31 March 2023
The rise of nastiness in the workplace
Colleagues belittling their workmates, customers abusing the people serving them, nastiness in the workplace appears to be on the rise in Australia and globally.
“I have seen a jump in uncivil and rude workplace behaviour or just plain old nastiness in the last 12 to 18 months,” said Bartier Perry Workplace & Culture partner James Mattson.
“From a legal perspective nastiness can be hard to define because it often sits below outright harassment or physical aggression, but it has a real impact on people.
It may be a disgruntled employee “going nuclear” upset by a business decision or making snide remarks to discredit their colleague.
It can also be the patient verbally abusing a nurse, the parent firing off angry emails to a teacher or the customer belittling a retail worker for not having an item in stock,” he said.
Research by Christine Portah, a professor of management at Georgetown University, has highlighted the number of workers globally who said they were treated rudely at least once a month rose from 55% in 2005 to 76% in 2022.
Professor Portah’s survey of 2000 people across 25 industries also highlighted 78% of respondents believe that bad behaviour from customers to employees was more common than five years ago.*
Mr Mattson, who is one of the editors of Social Media & the Law, said a Covid-driven lack of physical connection to a workplace or colleagues may be behind the rise of rudeness.
“A bit like social media, we’ve noted a lot of the workplace nastiness is directed upwards, at managers, bosses or people making decisions.
Perhaps people have other employment options and are not afraid to speak their mind, unrestrained by workplace etiquette. Or perhaps as a result of working from home, people are increasingly disconnected from their communities and the moderating influence on behaviour workplaces have through their culture and office guidelines".
Mr Mattson said with flexible workplaces here to stay, employers needed to take strong steps to clamp down on incivility and nastiness.
“Out of sight should not mean you can ignore common courtesy to your workmates and employers should make it clear what behaviours are expected wherever you are working from. In one sense, it’s also encouraging to see a national liquor retailer and other stores putting signs up saying they have zero tolerance for abuse of their staff. The old saying of the customer is always right doesn’t cover ranting at a retail assistant for not having your favourite chardonnay in stock.”
Mr Mattson said end of year events, parties or employee updates were a good time for bosses to thank people but also reiterate the behaviours that were expected in the workplace.

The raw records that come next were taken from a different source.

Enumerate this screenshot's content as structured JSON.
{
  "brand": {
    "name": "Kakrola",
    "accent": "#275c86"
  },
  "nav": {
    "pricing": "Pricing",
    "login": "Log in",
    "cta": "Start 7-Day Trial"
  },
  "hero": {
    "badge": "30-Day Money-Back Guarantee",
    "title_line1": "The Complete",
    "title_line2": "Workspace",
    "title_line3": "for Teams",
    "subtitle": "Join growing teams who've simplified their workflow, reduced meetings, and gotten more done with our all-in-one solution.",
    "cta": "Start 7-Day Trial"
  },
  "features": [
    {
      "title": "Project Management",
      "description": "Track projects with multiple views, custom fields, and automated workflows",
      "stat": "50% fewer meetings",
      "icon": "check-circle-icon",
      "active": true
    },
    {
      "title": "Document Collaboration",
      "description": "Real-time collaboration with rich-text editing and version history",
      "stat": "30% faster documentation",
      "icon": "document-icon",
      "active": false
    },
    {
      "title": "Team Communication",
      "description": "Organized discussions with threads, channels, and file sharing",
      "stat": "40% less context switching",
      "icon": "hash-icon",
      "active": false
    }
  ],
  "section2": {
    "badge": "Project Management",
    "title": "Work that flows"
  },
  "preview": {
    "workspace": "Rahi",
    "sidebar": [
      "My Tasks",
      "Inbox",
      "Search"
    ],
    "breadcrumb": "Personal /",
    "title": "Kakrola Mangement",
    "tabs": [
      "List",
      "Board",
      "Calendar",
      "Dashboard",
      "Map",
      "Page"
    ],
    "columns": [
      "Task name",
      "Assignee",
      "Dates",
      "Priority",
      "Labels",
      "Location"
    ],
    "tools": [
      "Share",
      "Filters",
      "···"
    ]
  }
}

Professor Portah’s research showed just 4% of people were rude because they saw it was fun and they could get away with it. However once rudeness started it was; “contagious, it spreads quickly, anyone can be a carrier — at work, at home, online, or in our communities - and getting infected doesn’t take much.”
* Harvard Business Review November 9th 2022 - Frontline Work When Everyone Is Angry